*PROBLEM DETAILS*:
Omit the images. Copy each entry word for word.

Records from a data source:
○ ○ ○

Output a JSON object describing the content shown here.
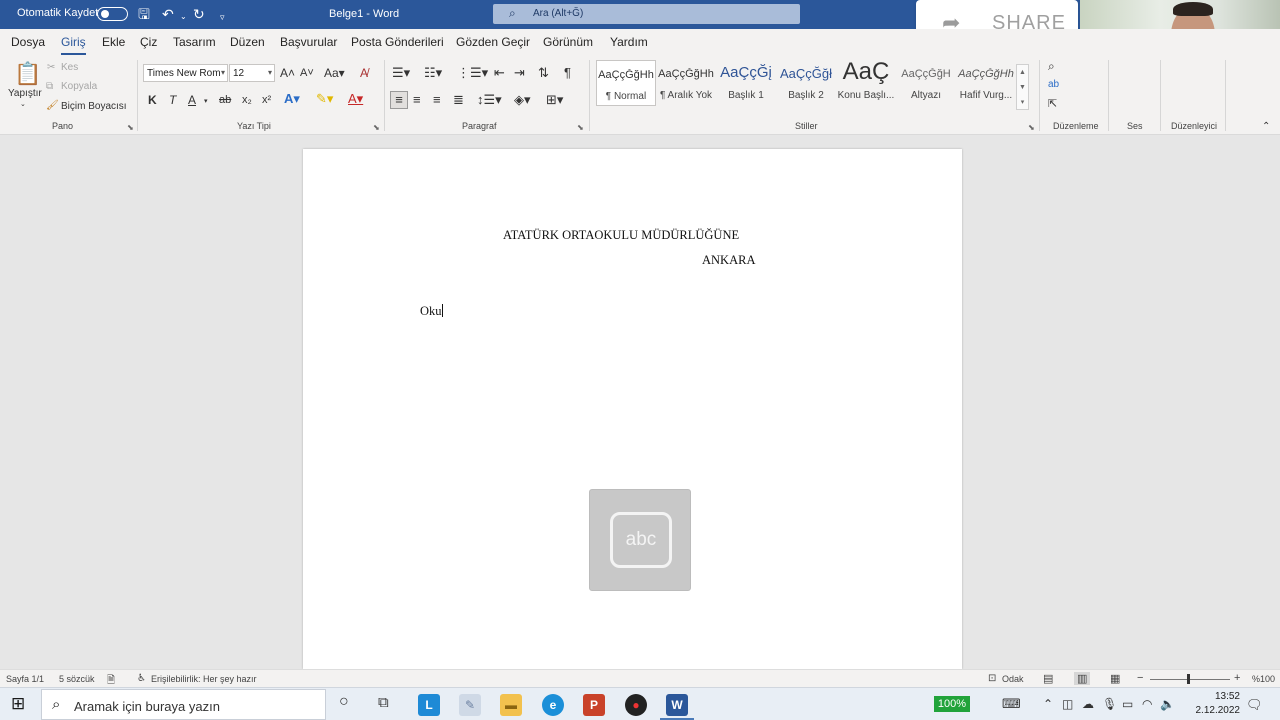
{
  "titlebar": {
    "autosave_label": "Otomatik Kaydet",
    "doc_title": "Belge1  -  Word",
    "search_placeholder": "Ara (Alt+Ğ)",
    "share_label": "SHARE"
  },
  "menu": {
    "items": [
      "Dosya",
      "Giriş",
      "Ekle",
      "Çiz",
      "Tasarım",
      "Düzen",
      "Başvurular",
      "Posta Gönderileri",
      "Gözden Geçir",
      "Görünüm",
      "Yardım"
    ],
    "active": "Giriş"
  },
  "ribbon": {
    "clipboard": {
      "label": "Pano",
      "paste": "Yapıştır",
      "cut": "Kes",
      "copy": "Kopyala",
      "format_painter": "Biçim Boyacısı"
    },
    "font": {
      "label": "Yazı Tipi",
      "font_name": "Times New Rom",
      "font_size": "12",
      "bold": "K",
      "italic": "T",
      "underline": "A"
    },
    "paragraph": {
      "label": "Paragraf"
    },
    "styles": {
      "label": "Stiller",
      "items": [
        {
          "sample": "AaÇçĞğHh",
          "name": "¶ Normal"
        },
        {
          "sample": "AaÇçĞğHh",
          "name": "¶ Aralık Yok"
        },
        {
          "sample": "AaÇçĞį",
          "name": "Başlık 1"
        },
        {
          "sample": "AaÇçĞğł",
          "name": "Başlık 2"
        },
        {
          "sample": "AaÇ",
          "name": "Konu Başlı..."
        },
        {
          "sample": "AaÇçĞğH",
          "name": "Altyazı"
        },
        {
          "sample": "AaÇçĞğHh",
          "name": "Hafif Vurg..."
        }
      ]
    },
    "editing": {
      "label": "Düzenleme"
    },
    "voice": {
      "label": "Ses"
    },
    "editor": {
      "label": "Düzenleyici"
    }
  },
  "document": {
    "line1": "ATATÜRK ORTAOKULU MÜDÜRLÜĞÜNE",
    "line2": "ANKARA",
    "line3": "Oku"
  },
  "statusbar": {
    "page": "Sayfa 1/1",
    "words": "5 sözcük",
    "accessibility": "Erişilebilirlik: Her şey hazır",
    "focus": "Odak",
    "zoom": "%100"
  },
  "taskbar": {
    "search_placeholder": "Aramak için buraya yazın",
    "battery": "100%",
    "time": "13:52",
    "date": "2.12.2022"
  },
  "colors": {
    "word_blue": "#2b579a",
    "battery_green": "#21a33a"
  }
}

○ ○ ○

*YOUR RESPONSE*:
Output a JSON object describing the content shown here.
{
  "titlebar": {
    "autosave_label": "Otomatik Kaydet",
    "doc_title": "Belge1  -  Word",
    "search_placeholder": "Ara (Alt+Ğ)",
    "share_label": "SHARE"
  },
  "menu": {
    "items": [
      "Dosya",
      "Giriş",
      "Ekle",
      "Çiz",
      "Tasarım",
      "Düzen",
      "Başvurular",
      "Posta Gönderileri",
      "Gözden Geçir",
      "Görünüm",
      "Yardım"
    ],
    "active": "Giriş"
  },
  "ribbon": {
    "clipboard": {
      "label": "Pano",
      "paste": "Yapıştır",
      "cut": "Kes",
      "copy": "Kopyala",
      "format_painter": "Biçim Boyacısı"
    },
    "font": {
      "label": "Yazı Tipi",
      "font_name": "Times New Rom",
      "font_size": "12",
      "bold": "K",
      "italic": "T",
      "underline": "A"
    },
    "paragraph": {
      "label": "Paragraf"
    },
    "styles": {
      "label": "Stiller",
      "items": [
        {
          "sample": "AaÇçĞğHh",
          "name": "¶ Normal"
        },
        {
          "sample": "AaÇçĞğHh",
          "name": "¶ Aralık Yok"
        },
        {
          "sample": "AaÇçĞį",
          "name": "Başlık 1"
        },
        {
          "sample": "AaÇçĞğł",
          "name": "Başlık 2"
        },
        {
          "sample": "AaÇ",
          "name": "Konu Başlı..."
        },
        {
          "sample": "AaÇçĞğH",
          "name": "Altyazı"
        },
        {
          "sample": "AaÇçĞğHh",
          "name": "Hafif Vurg..."
        }
      ]
    },
    "editing": {
      "label": "Düzenleme"
    },
    "voice": {
      "label": "Ses"
    },
    "editor": {
      "label": "Düzenleyici"
    }
  },
  "document": {
    "line1": "ATATÜRK ORTAOKULU MÜDÜRLÜĞÜNE",
    "line2": "ANKARA",
    "line3": "Oku"
  },
  "statusbar": {
    "page": "Sayfa 1/1",
    "words": "5 sözcük",
    "accessibility": "Erişilebilirlik: Her şey hazır",
    "focus": "Odak",
    "zoom": "%100"
  },
  "taskbar": {
    "search_placeholder": "Aramak için buraya yazın",
    "battery": "100%",
    "time": "13:52",
    "date": "2.12.2022"
  },
  "colors": {
    "word_blue": "#2b579a",
    "battery_green": "#21a33a"
  }
}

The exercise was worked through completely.